Hurricane Ivan last year whipped up waves 90 feet high, which could snap a ship in two or dwarf a 10-floor building, scientists have revealed.
The ocean waves generated by Ivan, which left a trail of devastation through the Caribbean, are thought to be the tallest and most intense yet measured.
Scientists calculated their heights using information from sensors housed in saucer-shaped moorings on the sea floor, according BBC reports.
The sensors, at depths of 60 and 90 metres, measured the increase in water pressure as the hurricane swept overhead.
The giant waves were recorded about 75 miles south of Gulfport, Mississippi, and 50 miles east of the coast of Louisiana, US.

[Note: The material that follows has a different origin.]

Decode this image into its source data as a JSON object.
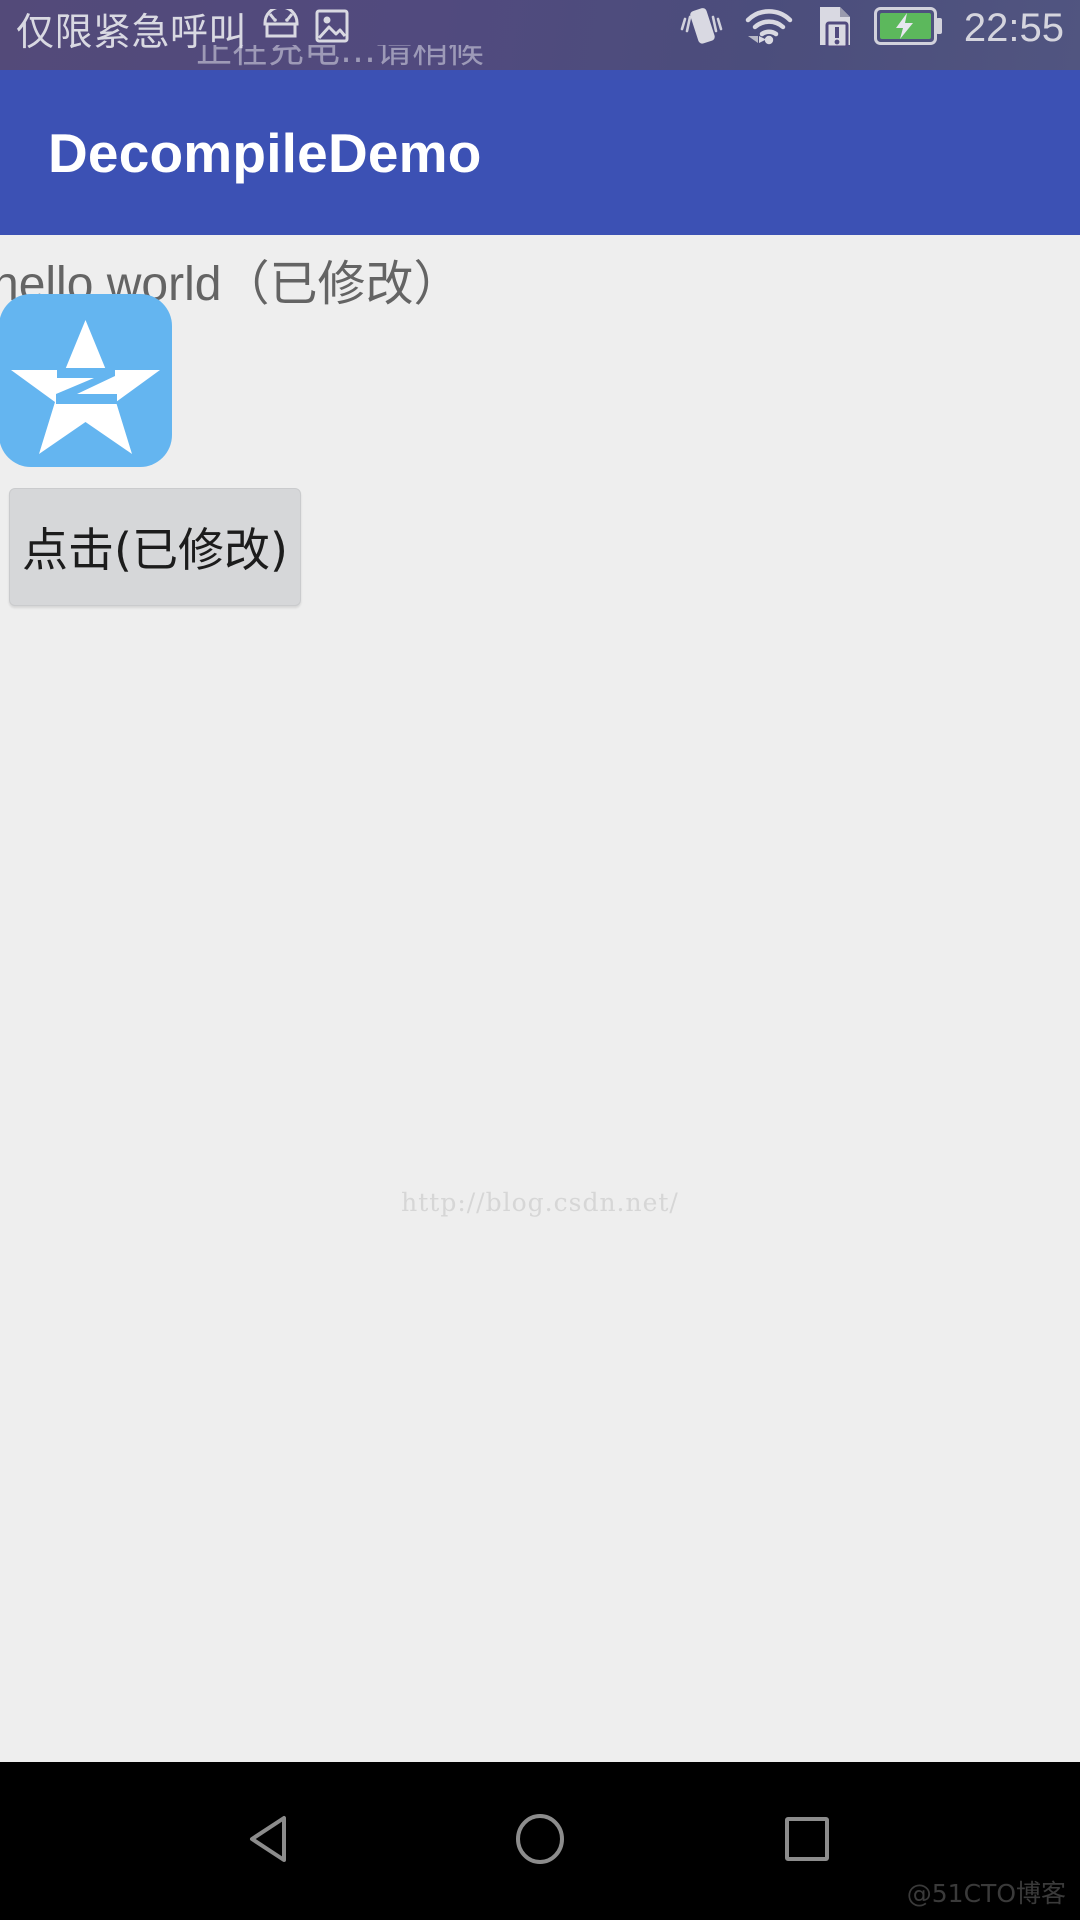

They disintegrated into the stormy Gulf of Mexico before reaching land.
The researchers, led by Dr William Teague of the Stennis Space Centre, Mississippi, believe they missed the largest waves, estimated to exceed 132ft in height.
They wrote in the journal Science: “Measurements of the extremely large waves directly under Ivan may act as a starting point for improving our understanding of the waves generated by the most powerful hurricanes.”
Most previous attempts to measure the biggest ocean waves have failed.
“Our results suggest that waves in excess of 90 feet are not rogue waves but actually are fairly common during hurricanes,” Teague said in an interview.
Wave-measuring instruments attached to oil-drilling platforms often snap off before the peak of the storm.
In September 2004, Hurricane Ivan ripped through Grenada before passing over Jamaica, Grand Cayman, and other islands leaving death and destruction in its wake.
It ploughed through the Gulf of Mexico and smashed into the US coast on September 15.